kinda like the columbia valley

broad val­ley, low clouds

We start­ed with the old­est and largest of the colo­nial church­es. Yan­huit­lan.

really big

look­ing up the stairs at the main door

There has been a lot going on in the church. Inte­ri­or restora­tions, roof repair, stonework.
The huge retablo are being moved away from the walls and restored from the back out.

work in progress

three of many

Some of the details are inspir­ing. Like this nat­ty fel­low.

fine looking fellow

nice clothes on this gen­tle­man

Much of the stone work is repairs — done in such a way as to pre­serve as much of the exist­ing work as can be saved and them adding new work that looks like the orig­i­nal would have 450 years ago.

appealing in it's honesty

some new, some old

Yan­huit­lan was once the cen­ter of the Dominican’s pow­er and the church prob­a­bly seem more in scale 400 years ago.  But now Yan­huit­lan is a farm­ing vil­lage and the church looks like a UFO hangar dropped into the mid­dle of Iowa.

image what it must have looked like when the valley was bustling

the biggest build­ing for 50 miles (or so)

We took a lit­tle dri­ve out of the vil­lage to find a spot to take that pic­ture.
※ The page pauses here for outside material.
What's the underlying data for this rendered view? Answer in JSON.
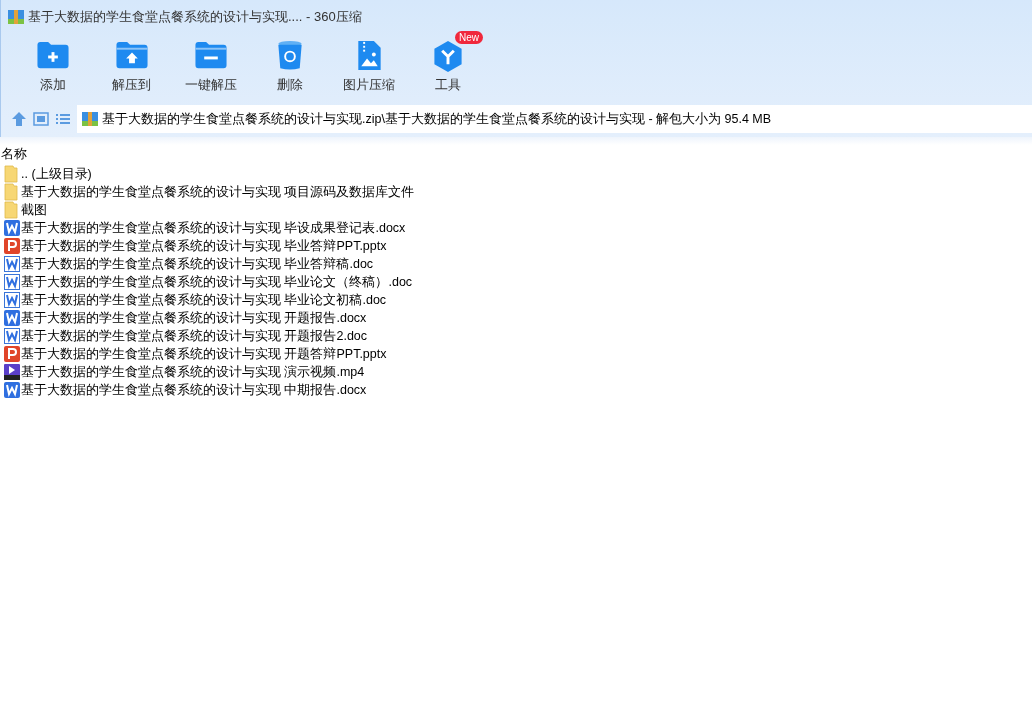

We met a cou­ple of charm­ing folks who were pleased to make some new friends. Even if we were a lit­tle odd. (And not Catholic, but Nico, who is, was hap­py to accept their gift of a mila­gro.)

reminder of a special saint's celebration

we seem to make peo­ple gig­gle uncon­trol­lably

We talked a lit­tle about the weath­er and a lit­tle about where we were from and a bit about the bean crop. Jim took this pic­ture of their farm yard from the top of the hill.

home and farm buildings

small farm­ster­ad and hill­side plant­i­ngs

We moved fur­ther out from Oax­a­ca to Coixt­lahuac and anoth­er church that is near­ly as old. This church is small­er and in much more fre­quent con­tem­po­rary use.

lovely yard

approach­ing the church from the main street

The inte­ri­or is still bright­ly paint­ed. This is part of the arch­way around the entrance to a side chapel.

a small part of the arch­way

Oth­er parts of the clois­ter haven’t fared as well as the main church but there is restora­tion work in progress.


no paint yet — just per­fect­ly smooth plas­ter and restored win­dows

This stair­way was fea­tured in a PSA for the fed­er­al arche­ol­o­gy and his­to­ry insti­tute.